I dare say no one knows more about coal mining and its impact on communities, economies, industries, the environment, and the climate than Charleston Gazette reporter Ken Ward. He’s been on the front lines for years, filing his award-winning reports from West Virginia and the coalfield region.

Now he’s launched a new blog: Coal Tattoo. Bookmark it.

Here’s a clip from his first post:

[O]ne thing that I want to note is that it seems that there are really two separate discussions going on about coal.

One of them is out there in the broader world. Scientists, policymakers and even investors are becoming more and more convinced that the downsides of coal have to be addressed. One way or the other, coal-fired power’s contribution to global warming must be dealt with. To these folks, the question is: Can coal have a place in our energy mix in a carbon-constrained world?

The other discussion is happening here in West Virginia, and in other coal communities. Locally, the issues are different, and in many ways much more emotional. It’s a battle between families who rely on coal to put food on their tables and send their kids to college, and folks who live near coal mines and are tired of blasting, dust, and water pollution. To these folks, the questions are: How can we protect coal’s future or how can we shut down mountaintop removal?

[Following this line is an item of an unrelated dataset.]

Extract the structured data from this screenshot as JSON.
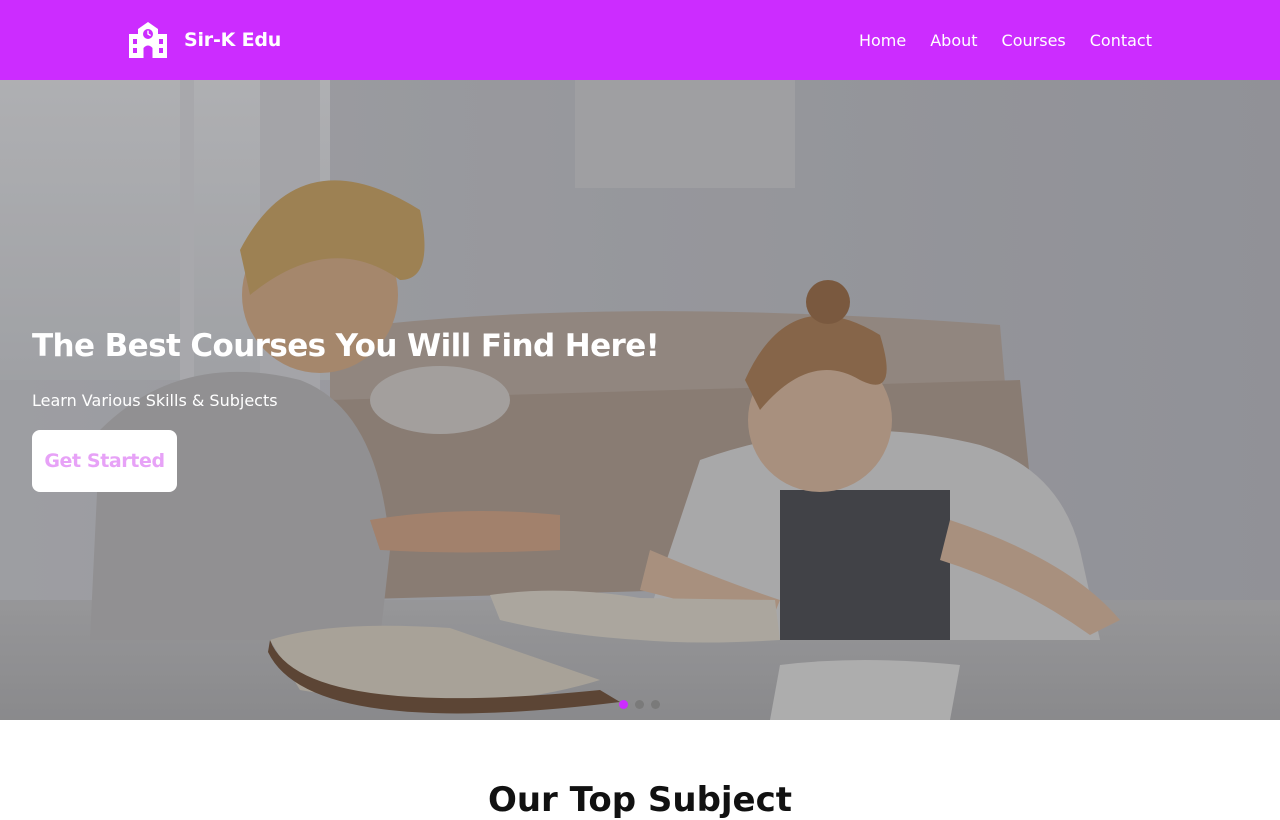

These two discussions are starting to intersect a little bit. Activists who don’t like mountaintop removal are talking more and more about climate change. But there’s still a huge disconnect between the way the broader world talks about coal and the way we here in the coalfields do.

Perhaps the scientists and activists who understand what coal burning is doing to our climate should try to understand a little more about how a third-generation coal miner in Eastern Kentucky feels. And maybe that coal miner should be a little more open to hearing what the world would be like if we don’t do something about rising levels of carbon dioxide in the atmosphere. Most importantly, maybe the policymakers in Washington need to understand what the economic impact of climate change regulations is going to be on places like West Virginia and Wyoming. And maybe politicians and government officials in places like Charleston, W.Va., need to come to terms with the fact that change is coming to this industry.

I hope this blog contributes a little bit to helping these discussions along. I welcome thoughts, comments, suggestions, and criticisms on how to get this job done.